__Given data__

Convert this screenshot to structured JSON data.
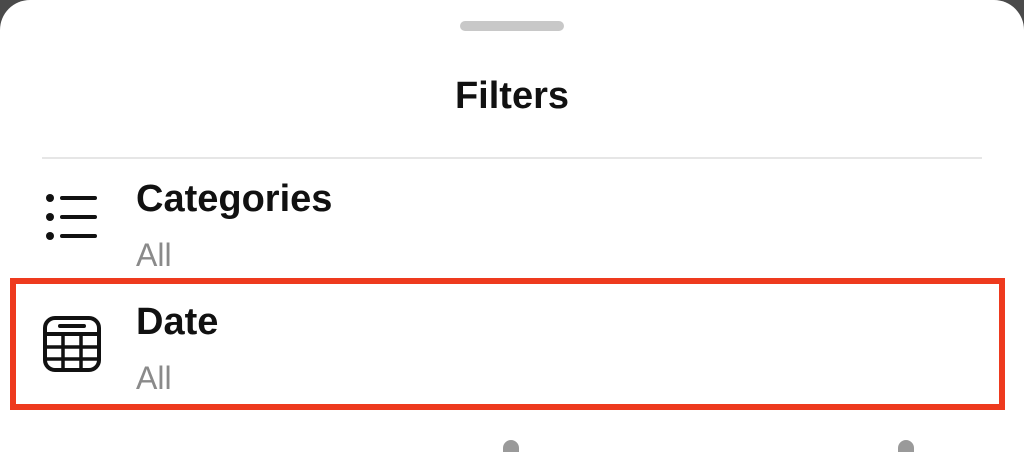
{
  "sheet": {
    "title": "Filters"
  },
  "filters": [
    {
      "label": "Categories",
      "value": "All",
      "icon": "list-icon"
    },
    {
      "label": "Date",
      "value": "All",
      "icon": "calendar-icon"
    }
  ],
  "colors": {
    "highlight": "#ee3a1e",
    "title_text": "#111111",
    "subtitle_text": "#8a8a8a",
    "divider": "#e6e6e6",
    "handle": "#c8c8c8"
  }
}
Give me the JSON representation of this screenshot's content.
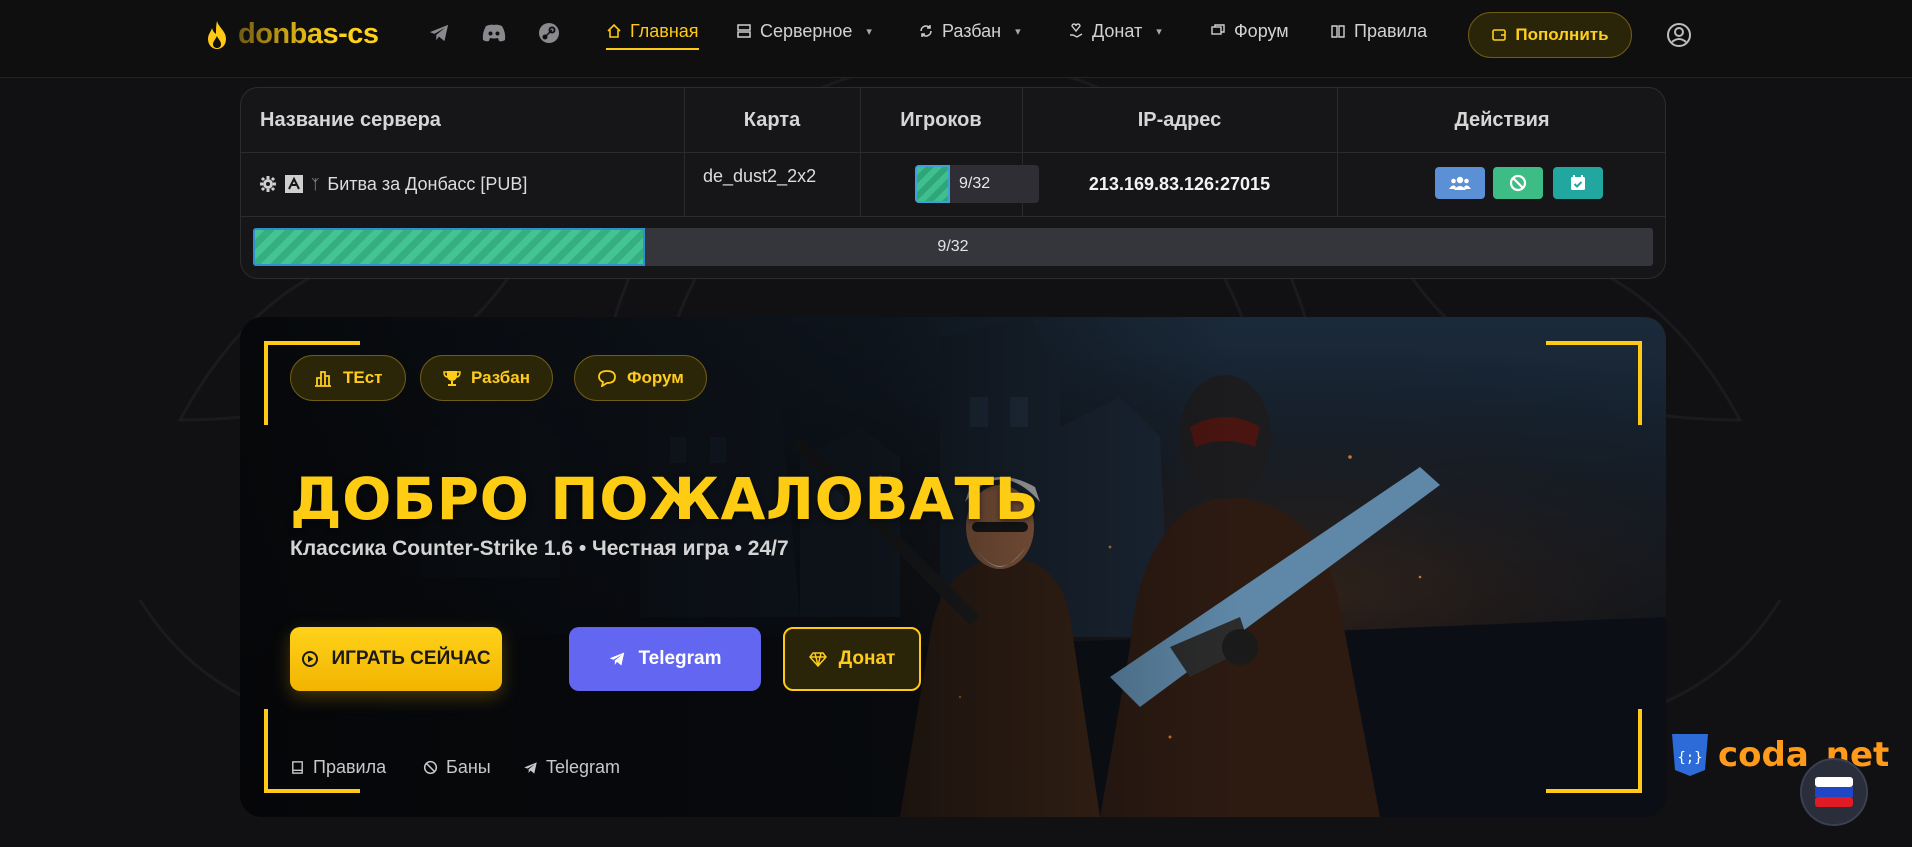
{
  "nav": {
    "logo_text": "donbas-cs",
    "menu": [
      {
        "label": "Главная",
        "icon": "home-icon",
        "active": true
      },
      {
        "label": "Серверное",
        "icon": "server-icon",
        "dropdown": true
      },
      {
        "label": "Разбан",
        "icon": "refresh-icon",
        "dropdown": true
      },
      {
        "label": "Донат",
        "icon": "donate-icon",
        "dropdown": true
      },
      {
        "label": "Форум",
        "icon": "chat-icon"
      },
      {
        "label": "Правила",
        "icon": "book-icon"
      }
    ],
    "topup_label": "Пополнить"
  },
  "servers": {
    "headers": [
      "Название сервера",
      "Карта",
      "Игроков",
      "IP-адрес",
      "Действия"
    ],
    "rows": [
      {
        "name": "Битва за Донбасс [PUB]",
        "map": "de_dust2_2x2",
        "players": "9/32",
        "players_fraction": 0.28,
        "ip": "213.169.83.126:27015"
      }
    ],
    "progress_label": "9/32",
    "progress_fraction": 0.28
  },
  "hero": {
    "chips": [
      {
        "label": "ТЕст",
        "icon": "chart-icon"
      },
      {
        "label": "Разбан",
        "icon": "trophy-icon"
      },
      {
        "label": "Форум",
        "icon": "chat-icon"
      }
    ],
    "title": "ДОБРО ПОЖАЛОВАТЬ",
    "subtitle": "Классика Counter-Strike 1.6 • Честная игра • 24/7",
    "play_label": "ИГРАТЬ СЕЙЧАС",
    "telegram_label": "Telegram",
    "donate_label": "Донат",
    "footer_links": [
      {
        "label": "Правила",
        "icon": "book-icon"
      },
      {
        "label": "Баны",
        "icon": "ban-icon"
      },
      {
        "label": "Telegram",
        "icon": "telegram-icon"
      }
    ]
  },
  "badge": {
    "text": "coda_net"
  },
  "colors": {
    "accent": "#ffc915",
    "telegram": "#6366f1",
    "green": "#3fbf8e",
    "blue_action": "#5b8fd6",
    "teal_action": "#22a6a0"
  }
}
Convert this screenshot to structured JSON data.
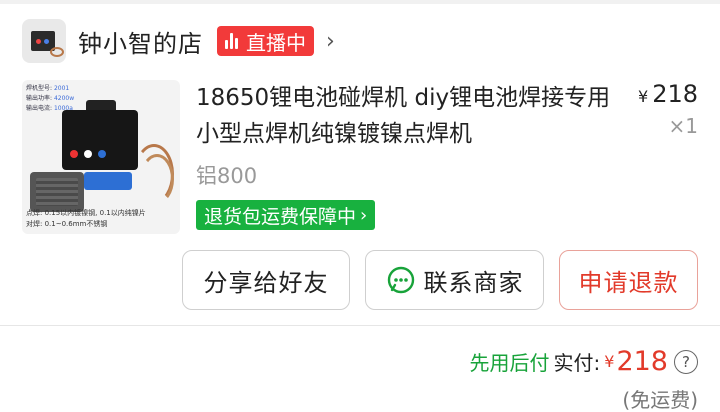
{
  "shop": {
    "name": "钟小智的店",
    "live_label": "直播中",
    "chevron": "›"
  },
  "product": {
    "image": {
      "spec_lines": [
        {
          "label": "焊机型号:",
          "value": "2001"
        },
        {
          "label": "输出功率:",
          "value": "4200w"
        },
        {
          "label": "输出电流:",
          "value": "1000a"
        }
      ],
      "bottom_lines": [
        "点焊: 0.15以内镀镍钢, 0.1以内纯镍片",
        "对焊: 0.1~0.6mm不锈钢"
      ]
    },
    "title": "18650锂电池碰焊机 diy锂电池焊接专用 小型点焊机纯镍镀镍点焊机",
    "price_symbol": "¥",
    "price": "218",
    "quantity": "×1",
    "sku": "铝800",
    "guarantee": "退货包运费保障中",
    "guarantee_chevron": "›"
  },
  "actions": {
    "share": "分享给好友",
    "contact": "联系商家",
    "refund": "申请退款"
  },
  "totals": {
    "pay_later": "先用后付",
    "paid_label": "实付:",
    "currency": "¥",
    "amount": "218",
    "help": "?",
    "shipping_note": "(免运费)"
  },
  "colors": {
    "live_badge": "#f23a3a",
    "guarantee": "#18b13f",
    "refund": "#e23a2a",
    "pay_later": "#18a33a"
  }
}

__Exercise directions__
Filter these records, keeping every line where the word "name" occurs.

__Output for this exercise__
        "name": "Битва за Донбасс [PUB]",
    "name": "钟小智的店",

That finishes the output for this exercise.